(Given entries Opens)

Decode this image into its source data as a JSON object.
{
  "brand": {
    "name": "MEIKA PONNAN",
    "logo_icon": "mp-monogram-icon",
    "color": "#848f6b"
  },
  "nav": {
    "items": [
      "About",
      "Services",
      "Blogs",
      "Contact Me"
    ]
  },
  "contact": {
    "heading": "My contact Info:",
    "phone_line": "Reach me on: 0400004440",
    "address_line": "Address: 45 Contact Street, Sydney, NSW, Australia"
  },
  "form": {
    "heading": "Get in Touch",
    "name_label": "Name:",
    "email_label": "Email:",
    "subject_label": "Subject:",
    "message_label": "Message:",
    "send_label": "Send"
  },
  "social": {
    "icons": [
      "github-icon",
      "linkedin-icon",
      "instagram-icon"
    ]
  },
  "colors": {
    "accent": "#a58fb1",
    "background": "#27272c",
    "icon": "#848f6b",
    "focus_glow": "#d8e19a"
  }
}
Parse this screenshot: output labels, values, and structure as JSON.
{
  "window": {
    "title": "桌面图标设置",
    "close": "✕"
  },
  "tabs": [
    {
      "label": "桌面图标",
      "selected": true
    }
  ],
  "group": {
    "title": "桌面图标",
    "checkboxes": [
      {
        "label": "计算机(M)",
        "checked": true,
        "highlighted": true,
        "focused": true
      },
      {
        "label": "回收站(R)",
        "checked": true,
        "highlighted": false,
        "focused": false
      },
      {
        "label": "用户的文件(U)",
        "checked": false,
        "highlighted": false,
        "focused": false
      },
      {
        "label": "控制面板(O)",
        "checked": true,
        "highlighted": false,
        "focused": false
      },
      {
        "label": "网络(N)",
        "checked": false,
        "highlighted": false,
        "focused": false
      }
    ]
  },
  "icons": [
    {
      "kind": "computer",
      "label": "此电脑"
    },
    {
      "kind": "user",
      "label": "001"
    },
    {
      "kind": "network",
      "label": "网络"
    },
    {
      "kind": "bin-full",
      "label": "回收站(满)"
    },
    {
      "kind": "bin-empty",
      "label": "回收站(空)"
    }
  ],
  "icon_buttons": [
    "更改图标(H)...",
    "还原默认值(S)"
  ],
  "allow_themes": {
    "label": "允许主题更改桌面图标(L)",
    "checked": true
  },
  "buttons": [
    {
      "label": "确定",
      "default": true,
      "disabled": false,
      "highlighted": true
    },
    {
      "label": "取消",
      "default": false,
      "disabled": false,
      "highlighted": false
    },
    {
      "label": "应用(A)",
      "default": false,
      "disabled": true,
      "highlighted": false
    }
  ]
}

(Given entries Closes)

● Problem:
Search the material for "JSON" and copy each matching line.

● Exercise solution:
Decode this image into its source data as a JSON object.
Parse this screenshot: output labels, values, and structure as JSON.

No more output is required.